Loons/Divers Gaviidae (4)
(Banner Photo: Great Northern Diver (above) by Jim Wilson and (below) by Mark Carmody)
Red-throated Diver Gavia stellata
Rare breeder in northern Ireland.
Black-throated Diver/ Arctic Loon Gavia arctica
51 records involving 81 birds up to 1999 when it was removed from the IRBC rarities list, since the first record on Cape Clear on the 15th April1962.
Analysis of these records show the following:

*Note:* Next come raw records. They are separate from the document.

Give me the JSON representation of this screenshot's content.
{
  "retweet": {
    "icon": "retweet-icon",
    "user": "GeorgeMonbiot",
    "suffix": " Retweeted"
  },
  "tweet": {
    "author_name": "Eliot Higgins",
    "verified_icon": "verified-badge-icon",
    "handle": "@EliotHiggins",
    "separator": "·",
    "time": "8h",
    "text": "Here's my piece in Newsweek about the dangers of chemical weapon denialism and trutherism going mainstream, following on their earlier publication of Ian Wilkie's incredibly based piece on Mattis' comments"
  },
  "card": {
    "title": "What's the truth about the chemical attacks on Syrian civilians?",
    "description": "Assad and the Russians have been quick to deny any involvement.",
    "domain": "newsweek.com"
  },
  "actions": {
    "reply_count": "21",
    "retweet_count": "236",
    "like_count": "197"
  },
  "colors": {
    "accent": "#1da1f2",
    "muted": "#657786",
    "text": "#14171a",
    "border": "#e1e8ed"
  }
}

Birds have been recorded at the following locations: Adrigole, Aghada, Ahakista, Ballybranagan Bay, Ballycotton, Ballymacoda. Bantry Bay, Between Galley Head and Rosscarbery, Broadstrand, Cape Clear Island. Castletownberehaven, Clonakilty Bay, Cobh, Courtmacsharry Bay, Galley Head, Garinish Pier. Garryvoe, Inchydoney, Knockadoon Head, Old Head of Kinsale, Oysterhaven, Reendonegan Lake, Roaringwater Bay, Rosscarbery, Rostellan, Schull Harbour, The Lough (Cork City), Toormore Bay.
Usually seen in ones or twos with the highest cout of eight between Galley Head and Rosscarbery from the end of January to mid March 1976.
Most records between December and April with a few between the end of September and the end of November. Just one summer record, a long staying bird at Cape Clear in 1982 between the 12th April and 2nd July.
Distribution: a widespread breeder across much of northern Europe, which accounts for less than a quarter of its global breeding range. (Birdlife International)
Great Northern Diver Gavia immer
Distribution: breeds in much of Canada and Alaska, parts of northern United States, southern parts of Greenland (to Denmark) and in Iceland. It winters on sea coasts or on larger lakes over a much wider area including the Antlantic coast of Europe from Finland to Portugal and the western Mediterranean, the Atlantic coast of North America down to northern Mexico, and the Pacific coast of North America from northern Mexico to the tip of Alaska (USA). (Birdlife International)
Yellow-billed Diver Gavia adamsii
2006 One, Clear Island, 27th October to 2nd November.
Distribution: breeds in the Arctic in Russia, Alaska (USA), and Canada , and winters at sea mainly off the coasts of Norway, western North America, and the eastern coast of Asia, including the coasts of Japan, North Korea, South Korea, and China1,7. The population is thought to number 16,000-32,000 individuals, with 3,000-4,000 in Alaska, 20,000 in Canada and 8,000 in Russia7. The breeding range in Russia has possibly contracted. (Birdlife International)